On writing love poetry

Chris Markham, Copy Editor

Writing a love poem is an attempt at figuring out what humans have been struggling to figure out for thousands of years. It is trying to find the right words to describe an indescribable feeling, to reconcile the words in your head with the emotions in your heart. 

Love poetry is one of the oldest genres of poetry in the history of literature. From “Song of Solomon” to the sonnets of William Shakespeare, from the capital-R Romantics to the Instapoets Rupi Kaur and Atticus, there is a plethora of love poems out in the world. However, that makes it no less complicated to write one. 
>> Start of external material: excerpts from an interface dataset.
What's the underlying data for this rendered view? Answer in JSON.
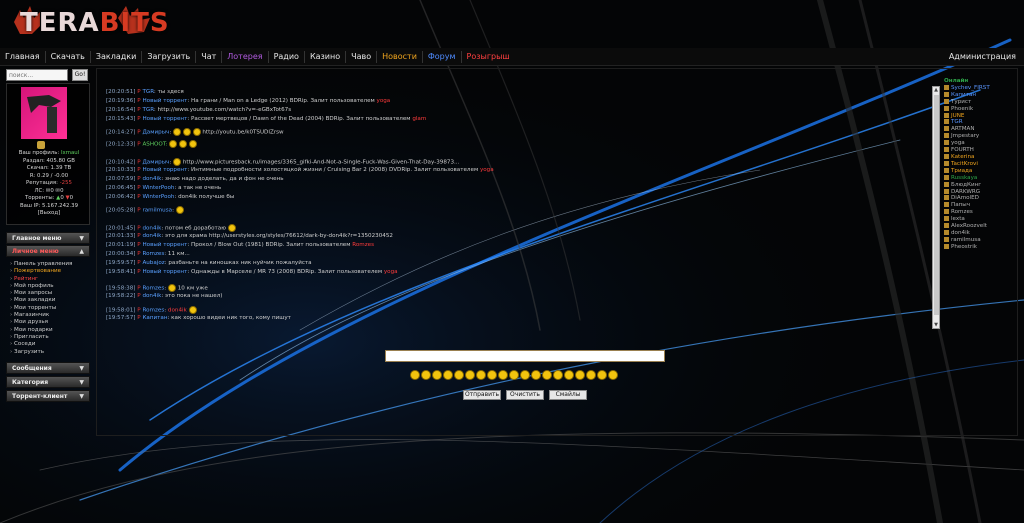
{
  "logo": {
    "text_a": "TERA",
    "text_b": "BITS"
  },
  "nav": {
    "items": [
      {
        "label": "Главная",
        "color": "#e8e8e8"
      },
      {
        "label": "Скачать",
        "color": "#e8e8e8"
      },
      {
        "label": "Закладки",
        "color": "#e8e8e8"
      },
      {
        "label": "Загрузить",
        "color": "#e8e8e8"
      },
      {
        "label": "Чат",
        "color": "#e8e8e8"
      },
      {
        "label": "Лотерея",
        "color": "#b15be0"
      },
      {
        "label": "Радио",
        "color": "#e8e8e8"
      },
      {
        "label": "Казино",
        "color": "#e8e8e8"
      },
      {
        "label": "Чаво",
        "color": "#e8e8e8"
      },
      {
        "label": "Новости",
        "color": "#f2a61e"
      },
      {
        "label": "Форум",
        "color": "#4f8cff"
      },
      {
        "label": "Розыгрыш",
        "color": "#ff4040"
      }
    ],
    "admin": "Администрация"
  },
  "search": {
    "placeholder": "поиск...",
    "button": "Go!"
  },
  "profile": {
    "line1": "Ваш профиль:",
    "nick": "Ixmaul",
    "ratio_up": "Раздал: 405.80 GB",
    "ratio_down": "Скачал: 1.39 TB",
    "ratio": "R: 0.29 / -0.00",
    "reputation_label": "Репутация:",
    "reputation": "-255",
    "ls": "ЛС:",
    "ls_count_in": "0",
    "ls_count_out": "0",
    "torrents": "Торренты:",
    "torrents_up": "0",
    "torrents_down": "0",
    "ip": "Ваш IP: 5.167.242.39",
    "logout": "[Выход]"
  },
  "menus": {
    "main": "Главное меню",
    "personal": "Личное меню",
    "messages": "Сообщения",
    "category": "Категория",
    "torrent_client": "Торрент-клиент"
  },
  "submenu": [
    {
      "label": "Панель управления",
      "cls": ""
    },
    {
      "label": "Пожертвование",
      "cls": "orange"
    },
    {
      "label": "Рейтинг",
      "cls": "red"
    },
    {
      "label": "Мой профиль",
      "cls": ""
    },
    {
      "label": "Мои запросы",
      "cls": ""
    },
    {
      "label": "Мои закладки",
      "cls": ""
    },
    {
      "label": "Мои торренты",
      "cls": ""
    },
    {
      "label": "Магазинчик",
      "cls": ""
    },
    {
      "label": "Мои друзья",
      "cls": ""
    },
    {
      "label": "Мои подарки",
      "cls": ""
    },
    {
      "label": "Пригласить",
      "cls": ""
    },
    {
      "label": "Соседи",
      "cls": ""
    },
    {
      "label": "Загрузить",
      "cls": ""
    }
  ],
  "chat": [
    {
      "time": "[20:20:51]",
      "user": "TGR",
      "text": "ты здеся"
    },
    {
      "time": "[20:19:36]",
      "user": "Новый торрент",
      "text": "На грани / Man on a Ledge (2012) BDRip. Залит пользователем",
      "extra": "yoga"
    },
    {
      "time": "[20:16:54]",
      "user": "TGR",
      "text": "http://www.youtube.com/watch?v=-eGBxTot67s"
    },
    {
      "time": "[20:15:43]",
      "user": "Новый торрент",
      "text": "Рассвет мертвецов / Dawn of the Dead (2004) BDRip. Залит пользователем",
      "extra": "glam"
    },
    {
      "time": "[20:14:27]",
      "user": "Дамирыч",
      "text": "http://youtu.be/k0TSUDIZrsw"
    },
    {
      "time": "[20:12:33]",
      "user": "ASHOOT:",
      "text": ""
    },
    {
      "time": "[20:10:42]",
      "user": "Дамирыч",
      "text": "http://www.picturesback.ru/images/3365_gifki-And-Not-a-Single-Fuck-Was-Given-That-Day-39873..."
    },
    {
      "time": "[20:10:33]",
      "user": "Новый торрент",
      "text": "Интимные подробности холостяцкой жизни / Cruising Bar 2 (2008) DVDRip. Залит пользователем",
      "extra": "yoga"
    },
    {
      "time": "[20:07:59]",
      "user": "don4ik",
      "text": "знаю надо доделать, да и фон не очень"
    },
    {
      "time": "[20:06:45]",
      "user": "WinterPooh",
      "text": "а так не очень"
    },
    {
      "time": "[20:06:42]",
      "user": "WinterPooh",
      "text": "don4ik  получше бы"
    },
    {
      "time": "[20:05:28]",
      "user": "ramilmusa",
      "text": ""
    },
    {
      "time": "[20:01:45]",
      "user": "don4ik",
      "text": "потом еб доработаю"
    },
    {
      "time": "[20:01:33]",
      "user": "don4ik",
      "text": "это для храма http://userstyles.org/styles/76612/dark-by-don4ik?r=1350230452"
    },
    {
      "time": "[20:01:19]",
      "user": "Новый торрент",
      "text": "Прокол / Blow Out (1981) BDRip. Залит пользователем",
      "extra": "Romzes"
    },
    {
      "time": "[20:00:34]",
      "user": "Romzes",
      "text": "11 км..."
    },
    {
      "time": "[19:59:57]",
      "user": "Aubajoz",
      "text": "разбаньте на киношках ник нуйчик пожалуйста"
    },
    {
      "time": "[19:58:41]",
      "user": "Новый торрент",
      "text": "Однажды в Марселе / MR 73 (2008) BDRip. Залит пользователем",
      "extra": "yoga"
    },
    {
      "time": "[19:58:38]",
      "user": "Romzes",
      "text": "10 км уже"
    },
    {
      "time": "[19:58:22]",
      "user": "don4ik",
      "text": "это пока не нашел)"
    },
    {
      "time": "[19:58:01]",
      "user": "Romzes",
      "text": "don4ik"
    },
    {
      "time": "[19:57:57]",
      "user": "Капитан",
      "text": "как хорошо видеи ник того, кому пишут"
    }
  ],
  "online_title": "Онлайн",
  "users": [
    {
      "name": "Sychev_FIRST",
      "color": "#5a96ff"
    },
    {
      "name": "Капитан",
      "color": "#5a96ff"
    },
    {
      "name": "Турист",
      "color": "#b0b0b0"
    },
    {
      "name": "Phoenik",
      "color": "#b0b0b0"
    },
    {
      "name": "JUNE",
      "color": "#f2a61e"
    },
    {
      "name": "TGR",
      "color": "#5a96ff"
    },
    {
      "name": "ARTMAN",
      "color": "#b0b0b0"
    },
    {
      "name": "Jmpestary",
      "color": "#b0b0b0"
    },
    {
      "name": "yoga",
      "color": "#b0b0b0"
    },
    {
      "name": "FOURTH",
      "color": "#b0b0b0"
    },
    {
      "name": "Katerina",
      "color": "#f2a61e"
    },
    {
      "name": "TacitKrovi",
      "color": "#f2a61e"
    },
    {
      "name": "Триада",
      "color": "#f2a61e"
    },
    {
      "name": "Russkaya",
      "color": "#2ea84a"
    },
    {
      "name": "БлюдКинг",
      "color": "#b0b0b0"
    },
    {
      "name": "DARKWRG",
      "color": "#b0b0b0"
    },
    {
      "name": "DiAmolED",
      "color": "#b0b0b0"
    },
    {
      "name": "Папыч",
      "color": "#b0b0b0"
    },
    {
      "name": "Romzes",
      "color": "#b0b0b0"
    },
    {
      "name": "lexta",
      "color": "#b0b0b0"
    },
    {
      "name": "AlexRoozvelt",
      "color": "#b0b0b0"
    },
    {
      "name": "don4ik",
      "color": "#b0b0b0"
    },
    {
      "name": "ramilmusa",
      "color": "#b0b0b0"
    },
    {
      "name": "Pheostrik",
      "color": "#b0b0b0"
    }
  ],
  "buttons": {
    "send": "Отправить",
    "clear": "Очистить",
    "smiles": "Смайлы"
  }
}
First of all, you have to find someone to write the poem for, which is enough of a challenge in and of itself. After accomplishing that daunting feat, you have to think about how you feel about that person. How close are the two of you? How long have you been together? Are you ready to write them a poem? Are they ready to receive one? Do you like them or do you love them? 

This all depends on who you are, who the other person is and the nature of your relationship. This is probably the easiest part of the whole process, depending on how in touch you are with your feelings. 

Once you’ve figured out how you feel about this person, you need to decide how you want those feelings to come across in the poem. How serious do you want it to be? Do you want to make them laugh or cry? Maybe, both? How wholesome or sensual do you want the poem to be? Do you want to pour out the entirety of your heart and soul to this person?

Then, there’s the issue of poetic tradition. You have thousands of years of love poetry that was written before you ever even learned to hold a pen. On top of that, you are also surrounded and influenced by just as many years of love stories, not to mention generations of artwork and songs. 

Plus, there is the influence of real-life love that you’ve seen around you in the form of family members, friends, acquaintances and even strangers. How will your poem interact with all of this precedent? Will you build off of it? Will you borrow from it? 

I have a poetry professor who’s famously told me: “Always be on the lookout for what you can steal.”  Will you steal from the great writers of the past and present? Or will you modify the conventions and precedent that they’ve established? Or maybe you’ll reject it entirely?

You also have to consider your own poetic tradition, if you’ve written poetry previously. Do you want this poem to be like other poetry you’ve written? Or do you want to try something different? Have you written poems for this person before? What are they expecting you to write? Will you work within those expectations, or will you subvert them and give them something new?

Another crucial thing to keep in mind is that love poetry is meant to be understood. It is a gift for someone, after all. When you write a love poem for someone, they have to be able to comprehend it, otherwise, the meaning and impact are lost. 

If someone is confused by a love poem you’ve written for them, you cannot just claim that you’re being profound beyond mere mortal understanding, because they just may throw the poem in the trash can and delete your phone number from their contacts list. This is not to say that your love poem cannot be deep or complex, but it cannot be so deep and complex that your recipient cannot understand it. 

These are questions only you can answer. They are dependent entirely on you and your relationship. Ultimately, there is a reason why people have been writing poetry for the people they love for thousands of years; poetry is one of the best and most meaningful ways to express your feelings for another person. 

When you give someone a love poem, you are telling them, “I love you so much, I have placed myself in the company of generations of poets and wordsmiths. I have created words out of what I feel for you in my heart.”

Happy writing, and happy Valentine’s Day.